**EXERCISE REQUIREMENTS**
Every line containing the string "label" should be returned from the records.

[Dataset excerpts]
◆ ◆ ◆ ◆ ◆ ◆ ◆

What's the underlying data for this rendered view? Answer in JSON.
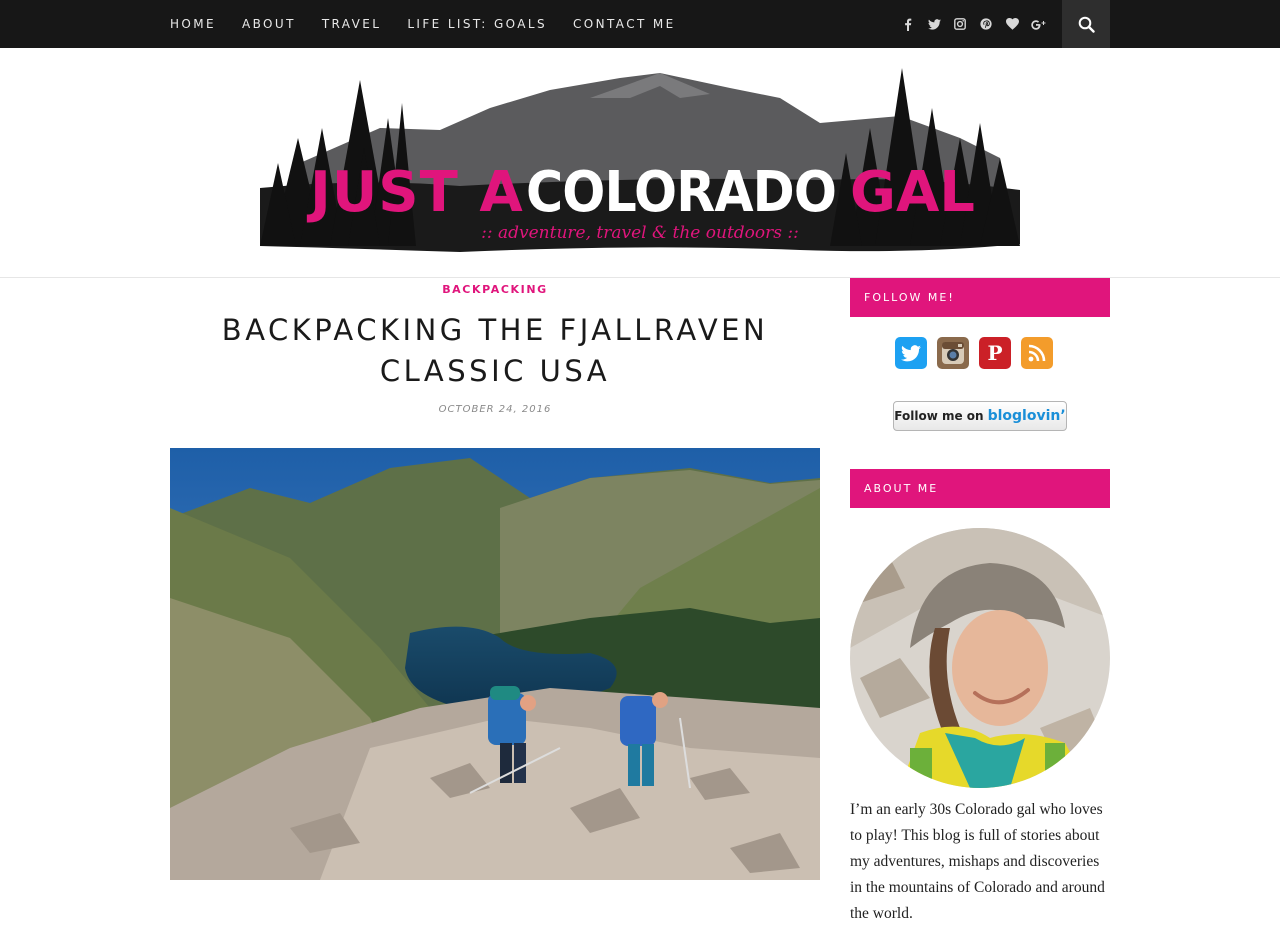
{
  "nav": {
    "items": [
      {
        "label": "HOME"
      },
      {
        "label": "ABOUT"
      },
      {
        "label": "TRAVEL"
      },
      {
        "label": "LIFE LIST: GOALS"
      },
      {
        "label": "CONTACT ME"
      }
    ],
    "social_icons": [
      "facebook-icon",
      "twitter-icon",
      "instagram-icon",
      "pinterest-icon",
      "heart-icon",
      "google-plus-icon"
    ],
    "search_icon": "search-icon"
  },
  "header": {
    "logo_text_pink": "JUST A",
    "logo_text_white_1": "COLORADO",
    "logo_text_pink_2": "GAL",
    "tagline": ":: adventure, travel & the outdoors ::"
  },
  "post": {
    "category": "BACKPACKING",
    "title": "BACKPACKING THE FJALLRAVEN CLASSIC USA",
    "date": "OCTOBER 24, 2016"
  },
  "sidebar": {
    "follow_title": "FOLLOW ME!",
    "follow_icons": [
      "twitter-icon",
      "instagram-icon",
      "pinterest-icon",
      "rss-icon"
    ],
    "bloglovin_prefix": "Follow me on",
    "bloglovin_brand": "bloglovin’",
    "about_title": "ABOUT ME",
    "about_text": "I’m an early 30s Colorado gal who loves to play! This blog is full of stories about my adventures, mishaps and discoveries in the mountains of Colorado and around the world."
  },
  "colors": {
    "accent": "#e0157c",
    "topbar": "#171717"
  }
}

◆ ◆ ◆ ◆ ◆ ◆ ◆

**ANSWER TO THIS PROBLEM**
        "label": "HOME"
        "label": "ABOUT"
        "label": "TRAVEL"
        "label": "LIFE LIST: GOALS"
        "label": "CONTACT ME"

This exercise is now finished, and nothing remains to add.